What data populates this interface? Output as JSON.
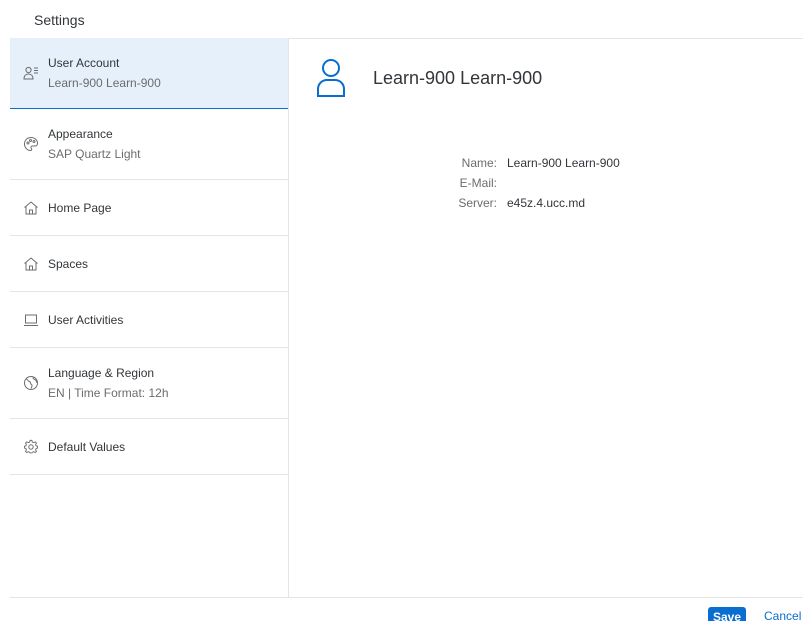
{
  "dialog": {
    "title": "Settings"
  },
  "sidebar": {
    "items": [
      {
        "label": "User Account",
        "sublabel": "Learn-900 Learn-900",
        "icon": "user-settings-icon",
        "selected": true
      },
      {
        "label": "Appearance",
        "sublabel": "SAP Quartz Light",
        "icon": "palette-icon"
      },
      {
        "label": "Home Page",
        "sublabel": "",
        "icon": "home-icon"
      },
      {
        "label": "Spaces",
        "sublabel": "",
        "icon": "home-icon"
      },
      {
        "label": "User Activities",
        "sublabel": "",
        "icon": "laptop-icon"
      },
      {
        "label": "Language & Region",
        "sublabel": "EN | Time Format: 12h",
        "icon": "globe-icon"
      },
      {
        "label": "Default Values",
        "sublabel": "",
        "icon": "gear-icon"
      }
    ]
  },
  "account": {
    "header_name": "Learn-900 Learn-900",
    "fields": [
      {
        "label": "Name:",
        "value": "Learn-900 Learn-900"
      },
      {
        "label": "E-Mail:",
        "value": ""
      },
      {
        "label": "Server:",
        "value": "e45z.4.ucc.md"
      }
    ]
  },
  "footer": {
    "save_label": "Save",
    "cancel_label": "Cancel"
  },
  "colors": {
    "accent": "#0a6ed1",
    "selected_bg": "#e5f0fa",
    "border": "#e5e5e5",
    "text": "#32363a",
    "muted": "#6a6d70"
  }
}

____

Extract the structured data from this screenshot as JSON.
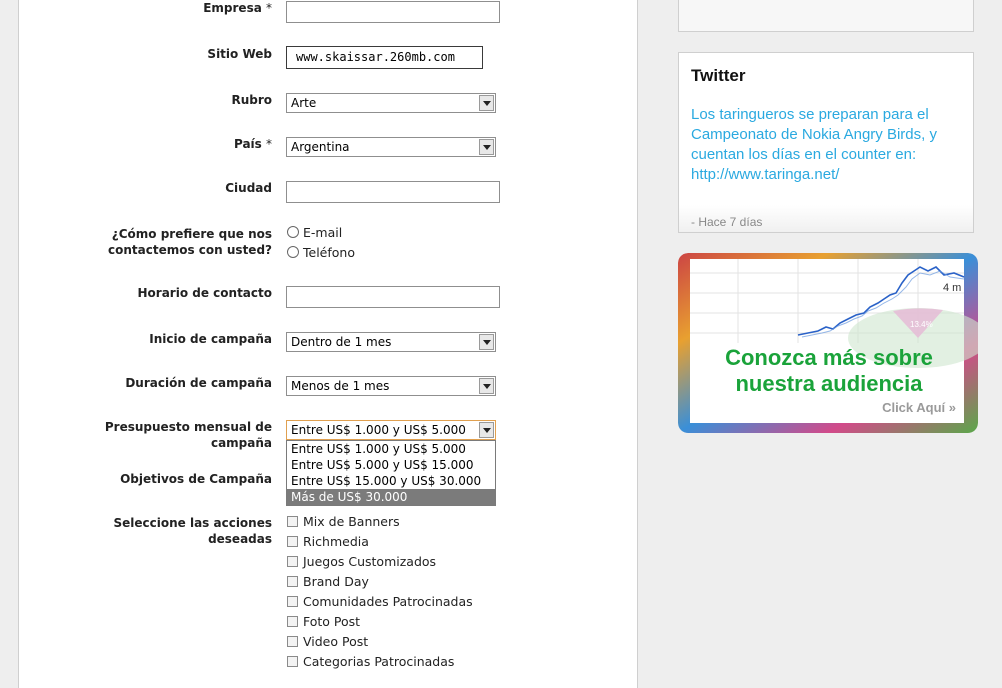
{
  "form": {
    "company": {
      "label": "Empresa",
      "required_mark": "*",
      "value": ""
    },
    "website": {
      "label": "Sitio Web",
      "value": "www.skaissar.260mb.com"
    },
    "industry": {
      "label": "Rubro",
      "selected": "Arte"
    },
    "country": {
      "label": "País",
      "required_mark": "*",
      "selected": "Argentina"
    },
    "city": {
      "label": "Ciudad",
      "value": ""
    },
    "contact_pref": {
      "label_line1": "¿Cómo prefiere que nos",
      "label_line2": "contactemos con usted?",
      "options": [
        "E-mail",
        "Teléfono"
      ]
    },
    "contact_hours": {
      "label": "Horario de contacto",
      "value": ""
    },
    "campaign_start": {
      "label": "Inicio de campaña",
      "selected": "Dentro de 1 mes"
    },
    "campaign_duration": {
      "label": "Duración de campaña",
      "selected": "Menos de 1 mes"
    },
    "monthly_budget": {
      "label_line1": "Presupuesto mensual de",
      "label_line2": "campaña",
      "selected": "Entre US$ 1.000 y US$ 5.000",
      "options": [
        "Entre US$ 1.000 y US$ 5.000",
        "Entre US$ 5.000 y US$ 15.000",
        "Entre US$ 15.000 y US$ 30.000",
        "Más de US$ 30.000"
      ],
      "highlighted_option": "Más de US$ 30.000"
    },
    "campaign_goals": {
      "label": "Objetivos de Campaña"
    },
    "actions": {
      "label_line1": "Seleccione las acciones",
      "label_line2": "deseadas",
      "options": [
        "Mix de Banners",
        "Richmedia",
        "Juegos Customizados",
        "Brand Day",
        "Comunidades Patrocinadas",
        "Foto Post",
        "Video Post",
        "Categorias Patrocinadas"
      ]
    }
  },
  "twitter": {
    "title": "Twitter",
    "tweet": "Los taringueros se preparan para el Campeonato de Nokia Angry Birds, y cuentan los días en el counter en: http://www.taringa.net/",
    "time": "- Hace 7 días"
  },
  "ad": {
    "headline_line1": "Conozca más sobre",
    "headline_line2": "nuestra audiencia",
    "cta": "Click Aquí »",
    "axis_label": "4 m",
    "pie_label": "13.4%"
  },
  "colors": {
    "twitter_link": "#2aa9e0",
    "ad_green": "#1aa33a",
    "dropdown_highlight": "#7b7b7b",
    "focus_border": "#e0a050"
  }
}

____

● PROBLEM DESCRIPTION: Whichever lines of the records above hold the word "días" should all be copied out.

● RESPONSE:
    "tweet": "Los taringueros se preparan para el Campeonato de Nokia Angry Birds, y cuentan los días en el counter en: http://www.taringa.net/",
    "time": "- Hace 7 días"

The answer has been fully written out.